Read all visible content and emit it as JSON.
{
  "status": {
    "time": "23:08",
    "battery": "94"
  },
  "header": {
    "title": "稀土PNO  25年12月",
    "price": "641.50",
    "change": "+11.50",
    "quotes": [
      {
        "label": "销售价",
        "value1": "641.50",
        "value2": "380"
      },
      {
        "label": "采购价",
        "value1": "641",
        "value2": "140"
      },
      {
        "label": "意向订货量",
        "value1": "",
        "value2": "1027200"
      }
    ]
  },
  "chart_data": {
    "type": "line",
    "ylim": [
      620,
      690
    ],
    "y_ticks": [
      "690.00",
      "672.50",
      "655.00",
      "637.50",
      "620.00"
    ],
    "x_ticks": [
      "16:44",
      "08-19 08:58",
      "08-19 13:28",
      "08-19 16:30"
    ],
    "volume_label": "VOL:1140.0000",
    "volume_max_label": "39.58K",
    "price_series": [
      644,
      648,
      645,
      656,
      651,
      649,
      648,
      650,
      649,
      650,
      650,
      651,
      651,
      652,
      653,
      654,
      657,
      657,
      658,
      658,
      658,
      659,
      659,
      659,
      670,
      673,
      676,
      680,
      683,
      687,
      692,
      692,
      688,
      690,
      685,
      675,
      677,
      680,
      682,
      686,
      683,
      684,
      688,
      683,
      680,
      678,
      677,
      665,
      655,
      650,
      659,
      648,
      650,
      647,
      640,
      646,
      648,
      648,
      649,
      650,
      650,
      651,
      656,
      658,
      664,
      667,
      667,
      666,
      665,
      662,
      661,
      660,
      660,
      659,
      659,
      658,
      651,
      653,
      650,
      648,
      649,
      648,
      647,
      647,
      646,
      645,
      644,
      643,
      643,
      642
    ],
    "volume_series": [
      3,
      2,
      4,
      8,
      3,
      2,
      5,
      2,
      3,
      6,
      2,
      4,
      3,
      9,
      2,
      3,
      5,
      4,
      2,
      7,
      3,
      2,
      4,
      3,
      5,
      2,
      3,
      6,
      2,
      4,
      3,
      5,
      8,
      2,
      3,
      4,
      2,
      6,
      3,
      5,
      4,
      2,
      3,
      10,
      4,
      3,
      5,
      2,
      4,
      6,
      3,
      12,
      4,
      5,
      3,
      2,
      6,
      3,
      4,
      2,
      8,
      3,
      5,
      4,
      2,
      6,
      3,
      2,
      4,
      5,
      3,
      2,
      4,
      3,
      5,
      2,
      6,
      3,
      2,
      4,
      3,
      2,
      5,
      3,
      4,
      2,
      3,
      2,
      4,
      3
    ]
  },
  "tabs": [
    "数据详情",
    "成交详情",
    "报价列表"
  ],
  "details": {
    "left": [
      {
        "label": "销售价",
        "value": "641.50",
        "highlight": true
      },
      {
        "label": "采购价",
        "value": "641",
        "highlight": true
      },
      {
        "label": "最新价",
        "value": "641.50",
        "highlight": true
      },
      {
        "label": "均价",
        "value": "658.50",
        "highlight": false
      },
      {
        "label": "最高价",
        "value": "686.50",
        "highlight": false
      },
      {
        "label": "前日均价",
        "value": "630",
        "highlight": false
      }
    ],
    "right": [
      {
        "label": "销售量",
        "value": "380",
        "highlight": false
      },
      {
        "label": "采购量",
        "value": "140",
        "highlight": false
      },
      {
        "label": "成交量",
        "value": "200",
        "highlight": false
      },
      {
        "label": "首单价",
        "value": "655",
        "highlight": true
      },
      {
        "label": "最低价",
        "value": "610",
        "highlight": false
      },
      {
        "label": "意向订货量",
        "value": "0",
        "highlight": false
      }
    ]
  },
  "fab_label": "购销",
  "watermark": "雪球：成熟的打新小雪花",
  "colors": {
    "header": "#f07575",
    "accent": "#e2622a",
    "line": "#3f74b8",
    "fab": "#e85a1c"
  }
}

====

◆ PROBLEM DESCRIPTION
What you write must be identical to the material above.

◆ RESPONSE FOR THIS EXERCISE
Read all visible content and emit it as JSON.
{
  "status": {
    "time": "23:08",
    "battery": "94"
  },
  "header": {
    "title": "稀土PNO  25年12月",
    "price": "641.50",
    "change": "+11.50",
    "quotes": [
      {
        "label": "销售价",
        "value1": "641.50",
        "value2": "380"
      },
      {
        "label": "采购价",
        "value1": "641",
        "value2": "140"
      },
      {
        "label": "意向订货量",
        "value1": "",
        "value2": "1027200"
      }
    ]
  },
  "chart_data": {
    "type": "line",
    "ylim": [
      620,
      690
    ],
    "y_ticks": [
      "690.00",
      "672.50",
      "655.00",
      "637.50",
      "620.00"
    ],
    "x_ticks": [
      "16:44",
      "08-19 08:58",
      "08-19 13:28",
      "08-19 16:30"
    ],
    "volume_label": "VOL:1140.0000",
    "volume_max_label": "39.58K",
    "price_series": [
      644,
      648,
      645,
      656,
      651,
      649,
      648,
      650,
      649,
      650,
      650,
      651,
      651,
      652,
      653,
      654,
      657,
      657,
      658,
      658,
      658,
      659,
      659,
      659,
      670,
      673,
      676,
      680,
      683,
      687,
      692,
      692,
      688,
      690,
      685,
      675,
      677,
      680,
      682,
      686,
      683,
      684,
      688,
      683,
      680,
      678,
      677,
      665,
      655,
      650,
      659,
      648,
      650,
      647,
      640,
      646,
      648,
      648,
      649,
      650,
      650,
      651,
      656,
      658,
      664,
      667,
      667,
      666,
      665,
      662,
      661,
      660,
      660,
      659,
      659,
      658,
      651,
      653,
      650,
      648,
      649,
      648,
      647,
      647,
      646,
      645,
      644,
      643,
      643,
      642
    ],
    "volume_series": [
      3,
      2,
      4,
      8,
      3,
      2,
      5,
      2,
      3,
      6,
      2,
      4,
      3,
      9,
      2,
      3,
      5,
      4,
      2,
      7,
      3,
      2,
      4,
      3,
      5,
      2,
      3,
      6,
      2,
      4,
      3,
      5,
      8,
      2,
      3,
      4,
      2,
      6,
      3,
      5,
      4,
      2,
      3,
      10,
      4,
      3,
      5,
      2,
      4,
      6,
      3,
      12,
      4,
      5,
      3,
      2,
      6,
      3,
      4,
      2,
      8,
      3,
      5,
      4,
      2,
      6,
      3,
      2,
      4,
      5,
      3,
      2,
      4,
      3,
      5,
      2,
      6,
      3,
      2,
      4,
      3,
      2,
      5,
      3,
      4,
      2,
      3,
      2,
      4,
      3
    ]
  },
  "tabs": [
    "数据详情",
    "成交详情",
    "报价列表"
  ],
  "details": {
    "left": [
      {
        "label": "销售价",
        "value": "641.50",
        "highlight": true
      },
      {
        "label": "采购价",
        "value": "641",
        "highlight": true
      },
      {
        "label": "最新价",
        "value": "641.50",
        "highlight": true
      },
      {
        "label": "均价",
        "value": "658.50",
        "highlight": false
      },
      {
        "label": "最高价",
        "value": "686.50",
        "highlight": false
      },
      {
        "label": "前日均价",
        "value": "630",
        "highlight": false
      }
    ],
    "right": [
      {
        "label": "销售量",
        "value": "380",
        "highlight": false
      },
      {
        "label": "采购量",
        "value": "140",
        "highlight": false
      },
      {
        "label": "成交量",
        "value": "200",
        "highlight": false
      },
      {
        "label": "首单价",
        "value": "655",
        "highlight": true
      },
      {
        "label": "最低价",
        "value": "610",
        "highlight": false
      },
      {
        "label": "意向订货量",
        "value": "0",
        "highlight": false
      }
    ]
  },
  "fab_label": "购销",
  "watermark": "雪球：成熟的打新小雪花",
  "colors": {
    "header": "#f07575",
    "accent": "#e2622a",
    "line": "#3f74b8",
    "fab": "#e85a1c"
  }
}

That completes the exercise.